**Task instructions:**
Print the entries exactly; no image belongs in the copy.

*** Provided information Section Begins ***

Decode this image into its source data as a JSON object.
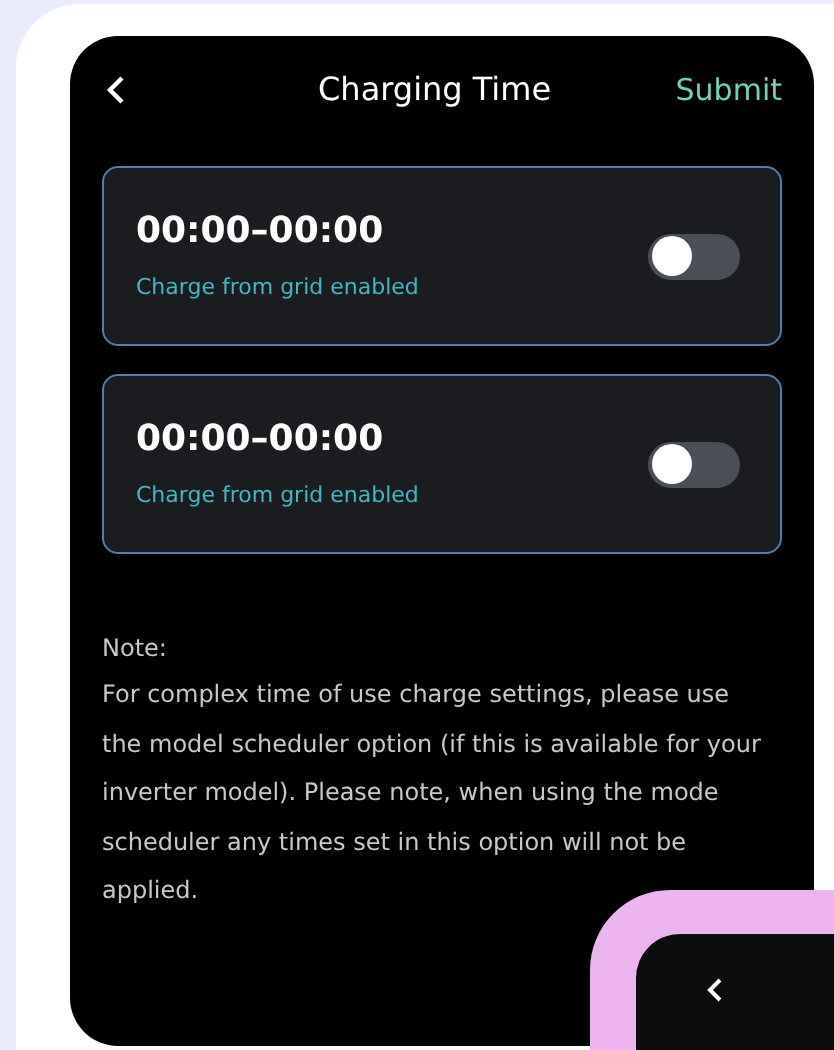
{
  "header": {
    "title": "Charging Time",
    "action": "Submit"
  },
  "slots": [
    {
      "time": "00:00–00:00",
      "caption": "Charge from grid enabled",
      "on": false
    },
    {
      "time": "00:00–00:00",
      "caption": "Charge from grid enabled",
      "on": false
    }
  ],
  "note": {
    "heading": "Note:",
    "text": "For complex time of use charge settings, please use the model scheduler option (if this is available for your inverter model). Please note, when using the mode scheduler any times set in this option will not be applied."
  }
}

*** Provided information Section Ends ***

**Finished exercise:**
Decode this image into its source data as a JSON object.
{
  "header": {
    "title": "Charging Time",
    "action": "Submit"
  },
  "slots": [
    {
      "time": "00:00–00:00",
      "caption": "Charge from grid enabled",
      "on": false
    },
    {
      "time": "00:00–00:00",
      "caption": "Charge from grid enabled",
      "on": false
    }
  ],
  "note": {
    "heading": "Note:",
    "text": "For complex time of use charge settings, please use the model scheduler option (if this is available for your inverter model). Please note, when using the mode scheduler any times set in this option will not be applied."
  }
}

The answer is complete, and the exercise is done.